### Provided records:

-=-=-=-=-

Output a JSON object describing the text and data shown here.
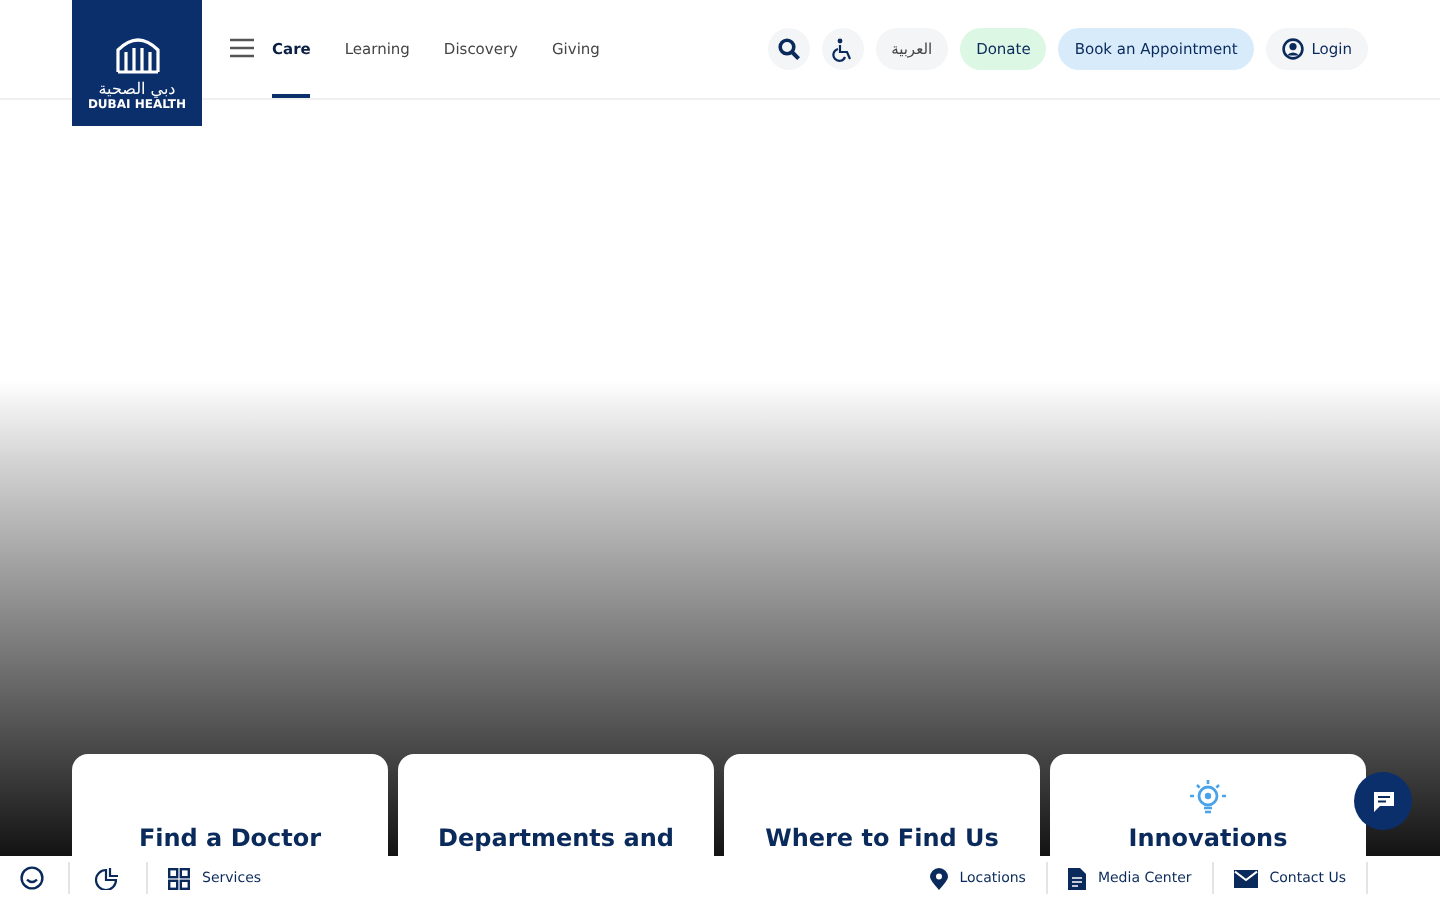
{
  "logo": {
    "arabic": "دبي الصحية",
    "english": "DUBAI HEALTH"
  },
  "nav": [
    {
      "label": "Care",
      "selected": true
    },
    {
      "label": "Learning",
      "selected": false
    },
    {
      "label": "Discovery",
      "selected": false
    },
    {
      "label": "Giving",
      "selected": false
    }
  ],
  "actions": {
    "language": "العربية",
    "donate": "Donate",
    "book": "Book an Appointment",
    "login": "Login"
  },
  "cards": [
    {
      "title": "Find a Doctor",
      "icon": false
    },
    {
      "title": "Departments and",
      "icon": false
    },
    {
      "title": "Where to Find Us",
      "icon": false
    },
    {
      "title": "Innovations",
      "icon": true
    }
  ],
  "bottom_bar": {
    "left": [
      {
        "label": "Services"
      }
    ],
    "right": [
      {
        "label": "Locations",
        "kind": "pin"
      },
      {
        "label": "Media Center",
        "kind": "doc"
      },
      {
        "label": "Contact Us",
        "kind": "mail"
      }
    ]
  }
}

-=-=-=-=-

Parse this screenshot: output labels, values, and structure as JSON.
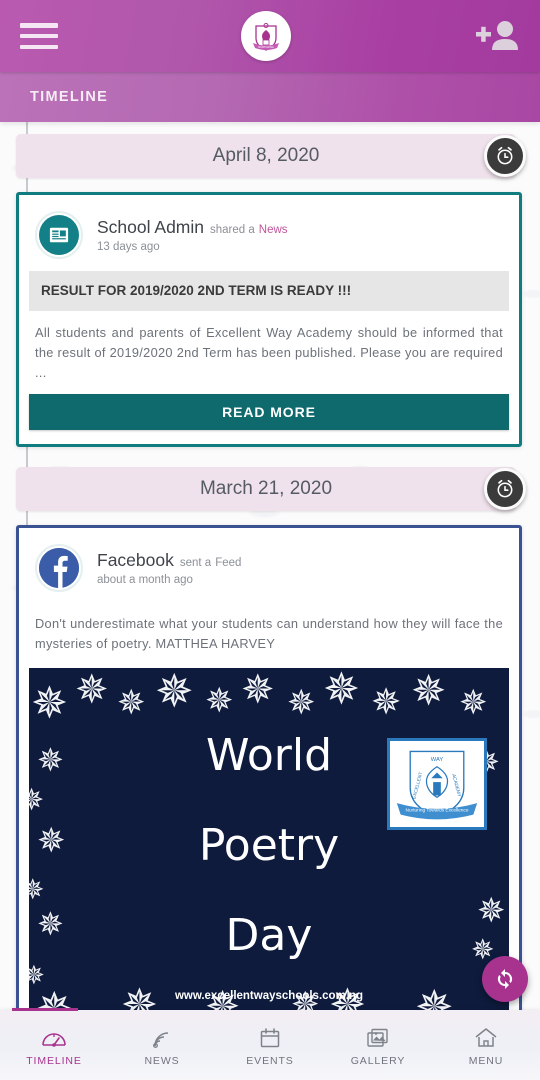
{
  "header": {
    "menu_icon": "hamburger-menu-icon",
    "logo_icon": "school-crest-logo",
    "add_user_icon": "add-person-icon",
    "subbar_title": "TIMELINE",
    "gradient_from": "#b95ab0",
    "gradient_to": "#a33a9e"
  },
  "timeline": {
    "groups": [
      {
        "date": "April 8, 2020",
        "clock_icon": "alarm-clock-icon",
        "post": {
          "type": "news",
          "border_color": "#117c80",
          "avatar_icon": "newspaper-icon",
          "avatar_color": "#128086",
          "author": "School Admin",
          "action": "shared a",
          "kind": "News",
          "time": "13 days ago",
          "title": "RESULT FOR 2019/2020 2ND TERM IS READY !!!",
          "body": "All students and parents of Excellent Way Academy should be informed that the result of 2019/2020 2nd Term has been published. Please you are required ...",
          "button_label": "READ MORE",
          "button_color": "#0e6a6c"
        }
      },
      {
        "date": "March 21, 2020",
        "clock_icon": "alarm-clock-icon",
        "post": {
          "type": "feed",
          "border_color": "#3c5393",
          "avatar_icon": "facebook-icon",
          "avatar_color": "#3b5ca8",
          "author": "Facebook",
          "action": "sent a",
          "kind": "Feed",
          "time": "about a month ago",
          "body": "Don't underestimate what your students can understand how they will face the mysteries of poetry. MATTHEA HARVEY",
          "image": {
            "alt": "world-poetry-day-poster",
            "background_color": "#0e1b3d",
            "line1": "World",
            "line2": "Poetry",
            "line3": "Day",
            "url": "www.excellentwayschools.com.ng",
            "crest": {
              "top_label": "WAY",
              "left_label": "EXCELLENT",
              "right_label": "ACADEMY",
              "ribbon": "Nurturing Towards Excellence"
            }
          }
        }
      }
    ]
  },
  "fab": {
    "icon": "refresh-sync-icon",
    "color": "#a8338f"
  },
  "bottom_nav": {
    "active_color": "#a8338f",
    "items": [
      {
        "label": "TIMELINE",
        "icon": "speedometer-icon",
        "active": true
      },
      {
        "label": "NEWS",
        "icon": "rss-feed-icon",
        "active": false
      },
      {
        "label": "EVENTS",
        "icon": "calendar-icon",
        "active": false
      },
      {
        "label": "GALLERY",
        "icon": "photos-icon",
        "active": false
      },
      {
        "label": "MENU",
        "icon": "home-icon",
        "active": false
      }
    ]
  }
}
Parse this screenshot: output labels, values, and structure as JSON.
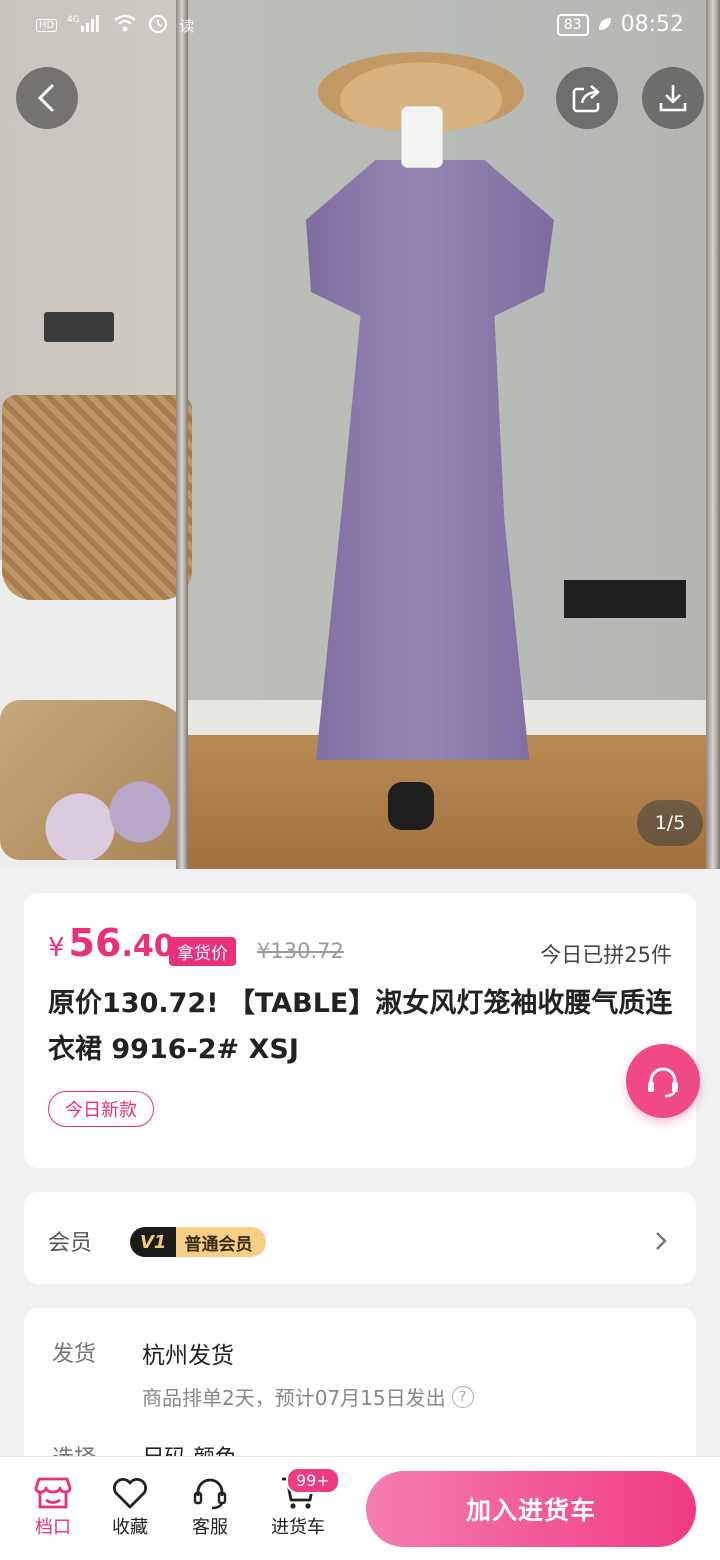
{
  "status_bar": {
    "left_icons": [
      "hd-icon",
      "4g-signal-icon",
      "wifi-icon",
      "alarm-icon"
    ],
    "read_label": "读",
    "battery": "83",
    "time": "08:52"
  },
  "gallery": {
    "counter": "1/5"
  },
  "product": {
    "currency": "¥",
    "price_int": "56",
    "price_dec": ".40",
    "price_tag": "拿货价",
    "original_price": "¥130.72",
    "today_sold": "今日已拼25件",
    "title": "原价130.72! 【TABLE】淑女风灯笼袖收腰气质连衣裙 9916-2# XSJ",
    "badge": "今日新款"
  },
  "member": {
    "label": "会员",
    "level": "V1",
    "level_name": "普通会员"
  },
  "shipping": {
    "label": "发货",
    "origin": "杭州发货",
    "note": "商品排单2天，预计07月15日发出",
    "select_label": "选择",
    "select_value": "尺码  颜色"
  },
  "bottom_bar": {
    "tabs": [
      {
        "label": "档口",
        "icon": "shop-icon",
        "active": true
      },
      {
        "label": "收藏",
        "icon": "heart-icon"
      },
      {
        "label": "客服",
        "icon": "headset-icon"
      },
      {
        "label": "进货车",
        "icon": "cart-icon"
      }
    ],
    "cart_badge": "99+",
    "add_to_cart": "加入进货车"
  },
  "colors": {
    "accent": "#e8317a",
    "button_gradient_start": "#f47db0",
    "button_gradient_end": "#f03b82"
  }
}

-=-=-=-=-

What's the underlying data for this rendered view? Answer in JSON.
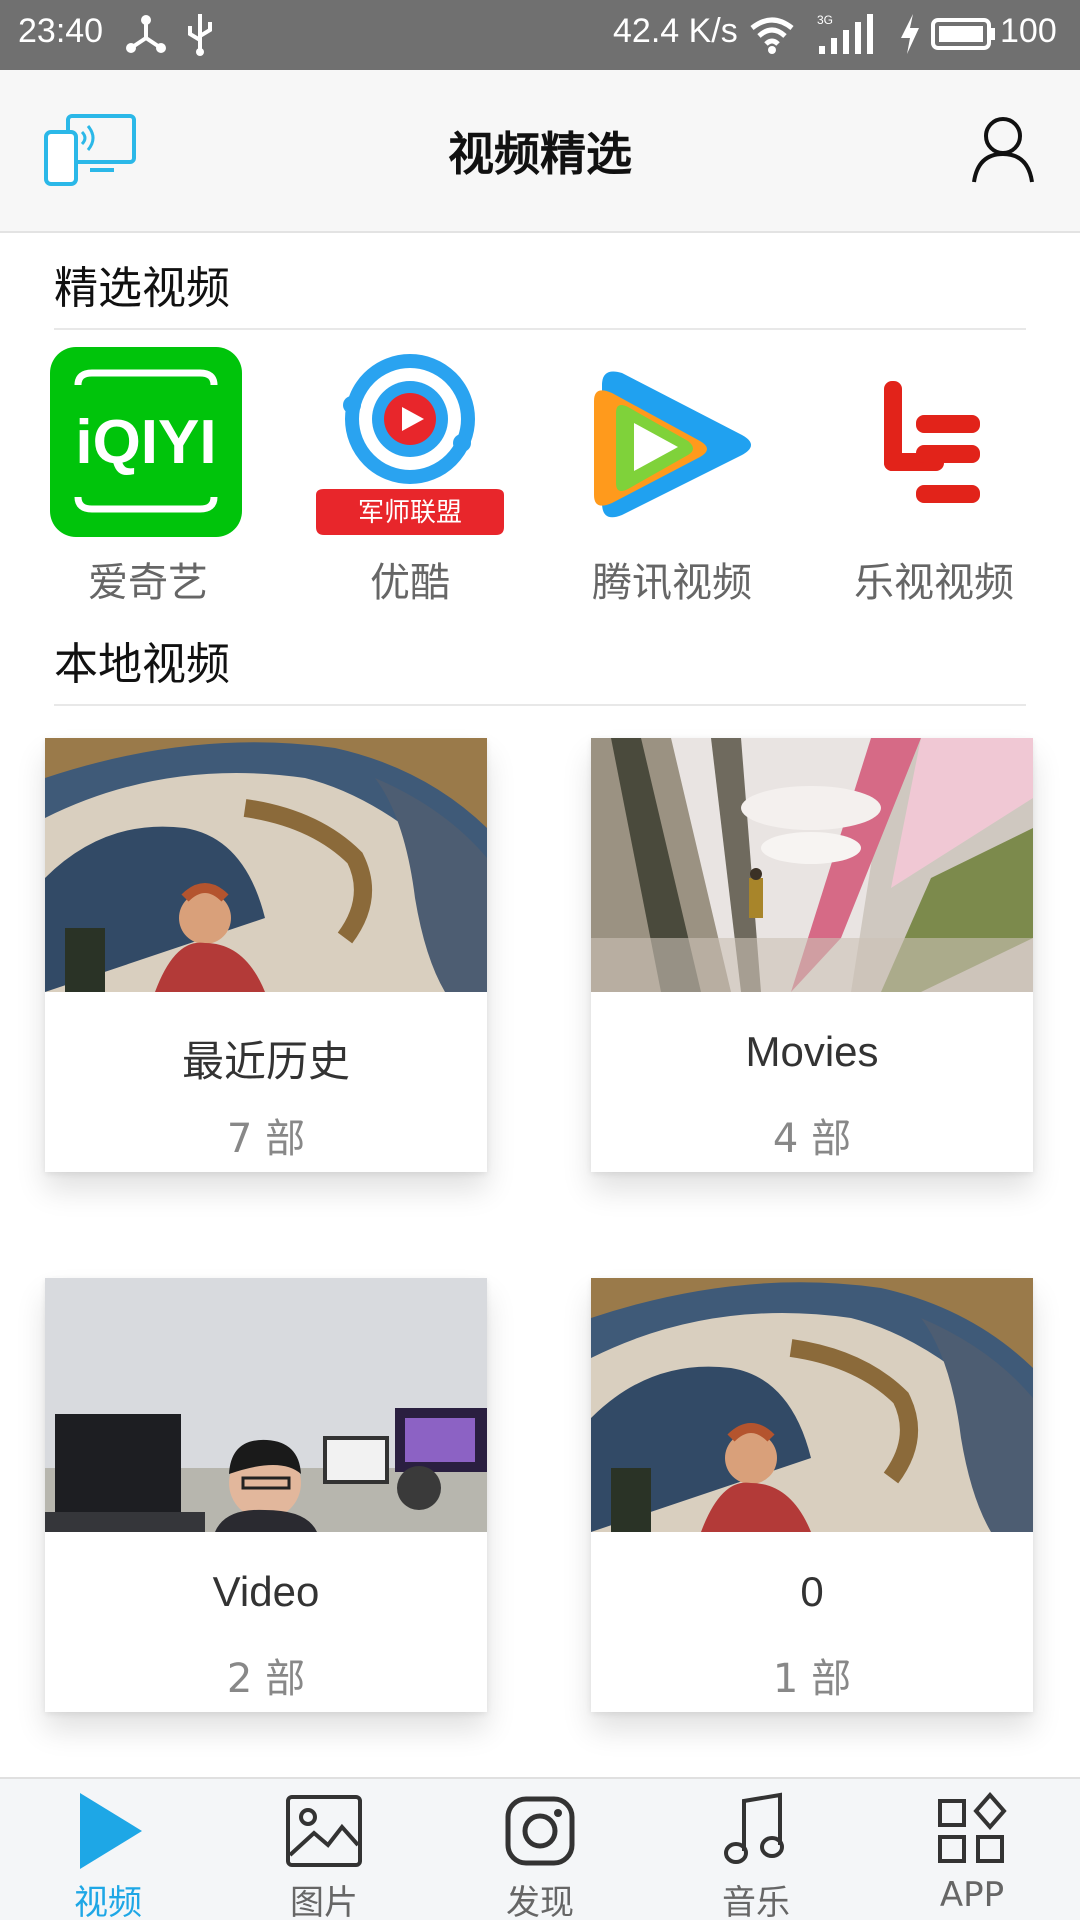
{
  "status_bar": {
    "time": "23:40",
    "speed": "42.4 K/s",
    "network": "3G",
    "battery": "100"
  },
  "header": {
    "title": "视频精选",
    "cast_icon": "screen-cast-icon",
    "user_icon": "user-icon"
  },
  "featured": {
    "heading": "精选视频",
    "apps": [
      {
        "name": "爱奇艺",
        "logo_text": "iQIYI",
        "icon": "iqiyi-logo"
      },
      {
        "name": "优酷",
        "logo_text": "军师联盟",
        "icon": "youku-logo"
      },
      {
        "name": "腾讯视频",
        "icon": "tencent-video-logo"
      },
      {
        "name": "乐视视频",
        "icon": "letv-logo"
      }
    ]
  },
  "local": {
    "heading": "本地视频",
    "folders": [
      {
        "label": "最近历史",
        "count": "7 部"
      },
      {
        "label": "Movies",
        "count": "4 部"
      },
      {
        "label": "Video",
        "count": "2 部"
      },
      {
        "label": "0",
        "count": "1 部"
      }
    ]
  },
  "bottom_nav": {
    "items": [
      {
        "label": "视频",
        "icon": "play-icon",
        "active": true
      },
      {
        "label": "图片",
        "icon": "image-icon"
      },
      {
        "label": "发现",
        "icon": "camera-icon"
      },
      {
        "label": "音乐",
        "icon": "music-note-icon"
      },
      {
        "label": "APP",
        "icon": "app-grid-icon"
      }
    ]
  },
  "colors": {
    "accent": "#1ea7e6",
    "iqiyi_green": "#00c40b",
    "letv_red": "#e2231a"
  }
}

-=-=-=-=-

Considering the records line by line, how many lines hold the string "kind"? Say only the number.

5